The game is very competitive and, even when you think you’ve stacked a situation in your favour, can be very unpredictable. That said, once a game starts to really go against you, it can be difficult to claw your way back and such games can be very frustrating. This would be my biggest criticism of the game, with another being that it takes a long time to play for what it is. Those quibbles aside, don’t let me put you off, as this is an absolute blast, especially when played over the longer term as a league where teams grow and gain experience, skill and crippling injuries form match to match.
13: Forbidden Stars
Designers: Samuel Bailey, James Kniffen, Corey Konieczka
Publisher: Fantasy Flight Games
Plays: 2-4 players in ~120 to 180 minutes
Oh look, more Games Workshop! Well, only in that Forbidden Stars uses the Warhammer 40,000 license. The actual game is made by Fantasy Flight, and you can really tell. The huge number of miniatures and tokens, the modular board tiles, the long rulebook and the generally exceptional production values mark this out as one of Fantasy Flight’s premium titles.
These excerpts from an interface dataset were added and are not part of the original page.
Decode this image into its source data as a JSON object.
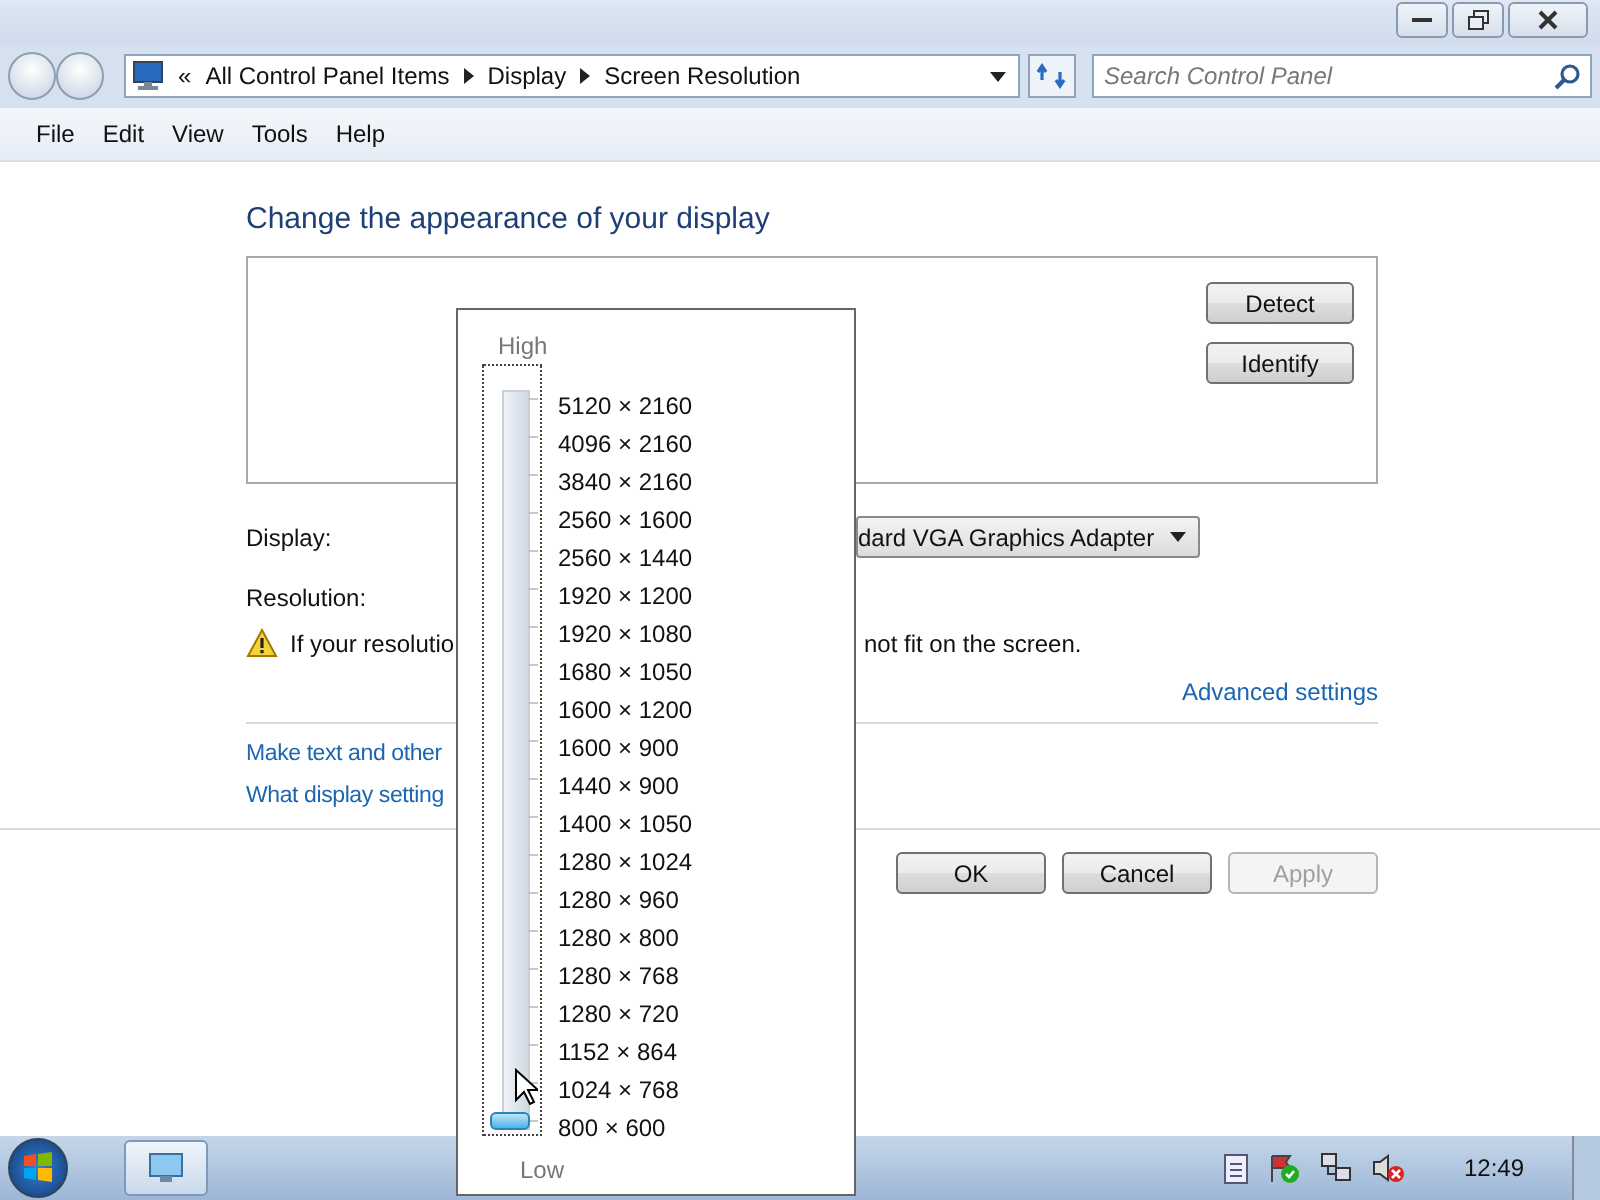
{
  "address_bar": {
    "overflow": "«",
    "crumbs": [
      "All Control Panel Items",
      "Display",
      "Screen Resolution"
    ]
  },
  "search": {
    "placeholder": "Search Control Panel"
  },
  "menu": [
    "File",
    "Edit",
    "View",
    "Tools",
    "Help"
  ],
  "heading": "Change the appearance of your display",
  "monitor_buttons": [
    "Detect",
    "Identify"
  ],
  "display": {
    "label": "Display:",
    "value": "dard VGA Graphics Adapter"
  },
  "resolution": {
    "label": "Resolution:"
  },
  "warning": {
    "left": "If your resolutio",
    "right": "not fit on the screen."
  },
  "advanced_link": "Advanced settings",
  "links": [
    "Make text and other",
    "What display setting"
  ],
  "buttons": [
    {
      "label": "OK",
      "disabled": false
    },
    {
      "label": "Cancel",
      "disabled": false
    },
    {
      "label": "Apply",
      "disabled": true
    }
  ],
  "resolution_popup": {
    "high": "High",
    "low": "Low",
    "level": 0,
    "options": [
      "5120 × 2160",
      "4096 × 2160",
      "3840 × 2160",
      "2560 × 1600",
      "2560 × 1440",
      "1920 × 1200",
      "1920 × 1080",
      "1680 × 1050",
      "1600 × 1200",
      "1600 × 900",
      "1440 × 900",
      "1400 × 1050",
      "1280 × 1024",
      "1280 × 960",
      "1280 × 800",
      "1280 × 768",
      "1280 × 720",
      "1152 × 864",
      "1024 × 768",
      "800 × 600"
    ]
  },
  "taskbar": {
    "clock": "12:49"
  }
}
It’s a pity it’s been discontinued, really…
The game itself is a reasonably heavy grand strategy games in which you issue orders, move your units around from planet to planet and attempt to secure your objectives through conquest. The sides are asymmetrical and each have a very different feel. This is not an entry level game by any stretch of the imagination, but it’s a real meaty offering for experienced gamers.
Designer: Donald X. Vaccarino
Publisher: Rio Grande Games
Plays: 3-4 players in ~30 minutes
One of my wife’s favourite games, Dominion created the deck building genre of card games. There are two other deck builders on my list, but Dominion is still my favourite. It’s a simple, clearly structured game with a huge number of available cards once all of the many expansions are taken into account.
This game works well with 3 or 4 players, but I really like it as a 2 player game. This setup gives a quick but satisfying game that should take about 15 minutes. This lets you get a few rounds in, preferably with slightly different setups each time. The game was revolutionary when it first came out and, although there have been many other deck building games since, it still holds up really well. This is one of, if not the, most played games in my collection.
11: Ticket to Ride
Designer: Alan R. Moon
Publisher: Days of Wonder
Plays: 2-5 players in ~30 to 60 minutes
The quintessential gateway game! Ticket to Ride is fundamentally fun. It’s a set collecting game where you are trying to build railways across the United States. You are given direction by your ticket cards, which give you specific and unique objectives which can reward you if completed and penalise you if not. I’ve yet to play this game with anyone who has not picked it up quickly or has not enjoyed the experience.
In addition to the base game, there are several expansions and spin-offs. Ticket to Ride: Europe adds a little more complexity to the game, as do the map expansions. I really like the Nordic Countries edition of the game, as it is built for 2 to 3 players and features some cute, winter/snowy cards. There are also great digital and mobile versions of the game which are great little diversions or as ‘try before you buy’ demos. My wife was shocked that this is did not crack the top 10, and I was a little surprised myself – it is an absolute staple of my collection.
Top 10! A good mix of heavier strategy, roleplaying and lighter fare.